The Basque conflict, also known as the Spain–ETA conflict, was an armed conflict between the Spanish state, France and the Basque National Liberation Movement, a group of social and political Basque organizations which sought independence from Spain and France. The movement was built around the separatist organization ETA which since 1959 launched a campaign of attacks against Spanish administrations. The conflict took place mostly on Spanish soil, although to a smaller degree it was also present in France, and was the longest violent conflict in Western Europe. It has been sometimes referred to as “Europe’s longest war”.
The conflict has both political and military dimensions. Its participants include politicians and political activists on both sides, the abertzale left and the Spanish government, and the security forces of Spain and France fighting against ETA and other small organizations, usually involved in the kale borroka. Far-right paramilitary groups fighting against ETA were also active in the 1980s.
Although the debate on Basque independence started in the 19th century, the armed conflict did not start until ETA was created. Since then, the conflict has resulted in the death of more than 1,000 people, among them police and security officers, civilians, politicians or ETA members. There have also been thousands of people injured, dozens kidnapped and a disputed number has gone to exile.
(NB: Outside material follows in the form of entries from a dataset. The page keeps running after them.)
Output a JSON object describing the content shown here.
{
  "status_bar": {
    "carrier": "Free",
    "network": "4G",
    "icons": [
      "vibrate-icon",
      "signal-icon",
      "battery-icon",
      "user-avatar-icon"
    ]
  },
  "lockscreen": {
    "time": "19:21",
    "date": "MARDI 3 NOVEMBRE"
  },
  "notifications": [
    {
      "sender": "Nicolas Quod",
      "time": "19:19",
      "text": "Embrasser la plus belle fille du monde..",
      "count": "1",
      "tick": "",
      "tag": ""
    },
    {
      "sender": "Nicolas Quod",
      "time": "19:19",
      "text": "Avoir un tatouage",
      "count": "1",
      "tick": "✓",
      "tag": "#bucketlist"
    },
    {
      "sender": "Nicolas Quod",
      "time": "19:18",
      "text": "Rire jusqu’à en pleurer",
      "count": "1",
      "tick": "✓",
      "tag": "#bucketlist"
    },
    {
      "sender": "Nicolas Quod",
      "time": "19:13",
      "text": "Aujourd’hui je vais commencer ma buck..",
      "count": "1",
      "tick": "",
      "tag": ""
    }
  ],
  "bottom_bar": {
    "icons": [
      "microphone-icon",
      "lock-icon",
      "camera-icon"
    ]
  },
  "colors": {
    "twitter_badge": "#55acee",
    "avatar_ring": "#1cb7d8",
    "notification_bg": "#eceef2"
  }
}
On 20 October 2011, ETA announced a “definitive cessation of its armed activity”. Spanish premier Jose Luis Rodriguez Zapatero described the move as “a victory for democracy, law and reason”